Congress, wrote Chief Justice Earl Warren (who'd run for office as both a Democrat and a Republican, but who was appointed by a Republican), might have the power to expel the Democrat Powell by a two-thirds vote, but they couldn't just refuse to seat the Democratic congressman.

There seems no logical reason why the same principle in Powell v. McCormack wouldn't apply to Democratic Majority Leader Reid's threatened refusal to seat the Democrat Burris.

And there certainly appears to be no constitutional authority for the Democratic secretary of state to simply refuse to file the decree of a still-sitting governor (in this case, a Democrat) who has not yet been impeached by the Illinois House (67 Democrats, 51 Republicans), or removed by its Senate (37 Democrats, 22 Republicans).

It's an interesting legal pickle.

While the Democrat Burris has made campaign contributions to the Democrat Blagojevich, none of them appear to have been part of any kind of quid pro quo, and they're really not big enough to buy the Senate seat that the Democrat Blagojevich described as "[bleeping] valuable."

Even the Democrat Reid and the Democrat White praised the Democrat Burris for his integrity and his years of public service as a Democratic comptroller and Democratic attorney general. It's just that, Democrats Reid, White, and Obama said regretfully, any nominee picked by the Democrat Blagojevich would be tainted.

There's a lot of merit in this position. It's a shame that an apparently good Democratic pick for the job might not get it for no other reason than the bad behavior of the Democrat who appointed him.

To add extra spice to the mix, the Democrat Burris is African-American. So the Democrat Reid is in the uncomfortable position of giving the boot to a Democrat who would be the only African American in the Senate (but not the only Democrat, now that the Democrats have a majority). Like I say, the Democrat Blagojevich sure knows how to stir things up.

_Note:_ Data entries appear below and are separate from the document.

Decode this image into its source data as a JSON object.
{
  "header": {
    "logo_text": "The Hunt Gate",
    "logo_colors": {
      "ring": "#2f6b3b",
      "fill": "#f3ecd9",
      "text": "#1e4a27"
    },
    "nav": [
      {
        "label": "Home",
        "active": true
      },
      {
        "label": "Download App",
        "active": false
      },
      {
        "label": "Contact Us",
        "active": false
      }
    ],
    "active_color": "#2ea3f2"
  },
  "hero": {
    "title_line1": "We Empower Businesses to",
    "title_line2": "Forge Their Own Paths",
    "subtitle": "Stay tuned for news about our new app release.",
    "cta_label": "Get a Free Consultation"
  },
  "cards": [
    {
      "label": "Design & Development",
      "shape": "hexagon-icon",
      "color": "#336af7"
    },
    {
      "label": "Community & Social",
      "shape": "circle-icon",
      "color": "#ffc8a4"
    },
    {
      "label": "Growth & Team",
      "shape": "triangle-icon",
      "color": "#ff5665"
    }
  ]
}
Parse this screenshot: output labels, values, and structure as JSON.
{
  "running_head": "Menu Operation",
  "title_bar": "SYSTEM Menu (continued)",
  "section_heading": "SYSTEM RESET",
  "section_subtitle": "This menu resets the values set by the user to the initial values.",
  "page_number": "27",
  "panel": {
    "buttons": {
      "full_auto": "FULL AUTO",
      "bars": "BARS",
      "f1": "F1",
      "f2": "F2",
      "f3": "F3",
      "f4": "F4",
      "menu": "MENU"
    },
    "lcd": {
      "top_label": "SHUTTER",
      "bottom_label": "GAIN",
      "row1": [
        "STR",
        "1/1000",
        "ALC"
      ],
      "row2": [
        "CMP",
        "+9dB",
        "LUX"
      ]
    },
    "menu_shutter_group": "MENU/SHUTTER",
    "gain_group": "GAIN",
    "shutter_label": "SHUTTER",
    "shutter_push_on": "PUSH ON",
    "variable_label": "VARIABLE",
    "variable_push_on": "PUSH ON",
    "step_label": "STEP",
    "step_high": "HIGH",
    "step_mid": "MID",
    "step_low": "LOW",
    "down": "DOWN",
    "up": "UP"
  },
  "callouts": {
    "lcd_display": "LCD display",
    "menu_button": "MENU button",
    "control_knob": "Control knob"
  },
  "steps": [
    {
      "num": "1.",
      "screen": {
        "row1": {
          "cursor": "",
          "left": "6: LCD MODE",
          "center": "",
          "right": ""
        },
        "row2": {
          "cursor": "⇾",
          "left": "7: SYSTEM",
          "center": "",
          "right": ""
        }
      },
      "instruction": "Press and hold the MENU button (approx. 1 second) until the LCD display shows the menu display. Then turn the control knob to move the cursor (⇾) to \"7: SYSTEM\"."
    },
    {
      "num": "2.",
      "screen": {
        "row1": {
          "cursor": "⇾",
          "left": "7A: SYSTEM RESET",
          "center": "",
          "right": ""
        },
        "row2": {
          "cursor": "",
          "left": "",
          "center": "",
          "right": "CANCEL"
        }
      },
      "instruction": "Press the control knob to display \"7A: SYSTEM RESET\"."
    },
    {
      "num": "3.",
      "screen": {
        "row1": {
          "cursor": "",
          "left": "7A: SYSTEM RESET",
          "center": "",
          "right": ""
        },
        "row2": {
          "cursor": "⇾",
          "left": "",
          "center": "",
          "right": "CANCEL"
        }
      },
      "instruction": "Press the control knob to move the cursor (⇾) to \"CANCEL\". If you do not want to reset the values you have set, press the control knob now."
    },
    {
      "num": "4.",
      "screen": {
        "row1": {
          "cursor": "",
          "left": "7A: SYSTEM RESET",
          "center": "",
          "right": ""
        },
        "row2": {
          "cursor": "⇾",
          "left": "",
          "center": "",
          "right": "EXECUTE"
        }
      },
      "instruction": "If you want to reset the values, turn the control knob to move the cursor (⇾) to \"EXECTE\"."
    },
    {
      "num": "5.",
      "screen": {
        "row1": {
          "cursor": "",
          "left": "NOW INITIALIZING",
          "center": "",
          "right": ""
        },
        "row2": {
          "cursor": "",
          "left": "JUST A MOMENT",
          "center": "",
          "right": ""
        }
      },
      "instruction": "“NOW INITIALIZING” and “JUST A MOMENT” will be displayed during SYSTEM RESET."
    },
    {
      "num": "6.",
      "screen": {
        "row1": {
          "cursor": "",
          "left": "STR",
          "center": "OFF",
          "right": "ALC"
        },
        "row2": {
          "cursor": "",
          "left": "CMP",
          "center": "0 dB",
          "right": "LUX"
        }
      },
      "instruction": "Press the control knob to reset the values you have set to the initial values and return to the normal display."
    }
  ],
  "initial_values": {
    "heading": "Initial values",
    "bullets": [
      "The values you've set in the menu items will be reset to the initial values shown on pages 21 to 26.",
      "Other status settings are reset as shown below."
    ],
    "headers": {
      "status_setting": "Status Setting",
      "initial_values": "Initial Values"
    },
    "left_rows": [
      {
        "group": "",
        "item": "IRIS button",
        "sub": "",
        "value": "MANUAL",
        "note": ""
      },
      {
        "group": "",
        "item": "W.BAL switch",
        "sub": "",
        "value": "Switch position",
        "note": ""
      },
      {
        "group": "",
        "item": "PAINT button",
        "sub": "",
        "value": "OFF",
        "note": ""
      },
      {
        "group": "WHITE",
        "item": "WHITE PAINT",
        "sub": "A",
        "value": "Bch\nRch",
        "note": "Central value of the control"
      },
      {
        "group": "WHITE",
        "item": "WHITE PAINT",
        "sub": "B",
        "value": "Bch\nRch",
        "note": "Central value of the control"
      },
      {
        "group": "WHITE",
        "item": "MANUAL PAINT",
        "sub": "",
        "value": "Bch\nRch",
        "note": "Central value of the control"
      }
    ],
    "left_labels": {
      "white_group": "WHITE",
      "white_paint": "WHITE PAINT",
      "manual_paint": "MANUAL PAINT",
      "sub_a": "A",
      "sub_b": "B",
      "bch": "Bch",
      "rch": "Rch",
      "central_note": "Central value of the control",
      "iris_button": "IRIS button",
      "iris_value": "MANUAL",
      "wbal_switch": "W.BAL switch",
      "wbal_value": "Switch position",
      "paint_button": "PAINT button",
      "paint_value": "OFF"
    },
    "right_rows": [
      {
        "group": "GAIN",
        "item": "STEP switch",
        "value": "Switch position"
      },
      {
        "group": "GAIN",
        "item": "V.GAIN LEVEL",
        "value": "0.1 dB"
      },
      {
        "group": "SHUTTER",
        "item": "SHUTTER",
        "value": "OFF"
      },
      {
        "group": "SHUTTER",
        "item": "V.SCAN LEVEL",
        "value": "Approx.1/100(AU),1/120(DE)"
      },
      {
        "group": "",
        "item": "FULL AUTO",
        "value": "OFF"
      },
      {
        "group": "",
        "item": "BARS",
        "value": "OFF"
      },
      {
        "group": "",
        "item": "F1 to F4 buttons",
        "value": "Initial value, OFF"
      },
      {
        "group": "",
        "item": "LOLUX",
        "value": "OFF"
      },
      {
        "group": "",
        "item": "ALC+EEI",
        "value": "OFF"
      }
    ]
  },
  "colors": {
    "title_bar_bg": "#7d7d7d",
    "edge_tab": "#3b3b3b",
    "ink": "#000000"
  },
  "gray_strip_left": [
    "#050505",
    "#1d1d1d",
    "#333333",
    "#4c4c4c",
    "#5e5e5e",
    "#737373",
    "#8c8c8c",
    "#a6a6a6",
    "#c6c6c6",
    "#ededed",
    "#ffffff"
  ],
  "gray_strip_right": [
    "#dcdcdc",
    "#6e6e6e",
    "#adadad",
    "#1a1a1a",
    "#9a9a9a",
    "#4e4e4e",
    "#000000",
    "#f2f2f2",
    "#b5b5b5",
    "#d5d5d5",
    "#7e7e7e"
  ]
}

There's one thing for sure, though: I'd love to be a fly on the wall when the new Senate (with a Democratic majority) comes into session.

Looking back at all the mentions of "Democrat" in this drama, one can't help but notice a dearth of Republicans in either the black or the white hats. It was certainly not my intention to make it look like the Republicans are irrelevant. But, well, they kind of are here, so that's how it comes out.

The only "contribution" the Republicans have made to this brouhaha is a variety of desperate attempts to tie Democratic President-elect Obama to the scandal because, hey, they're both from Illinois. And Democrats.

Of course, they don't apply the same "standards" to the Republican darlings who are governors of the corruption-plagued states of Louisiana and Alaska, but that kind of hypocrisy is (a) par for the course; and (b) a big part of the reason they're now irrelevant.

It's the Democrats who are cleaning their own house, so y'all just chill out. Go to a movie or something. The Democrats will handle this.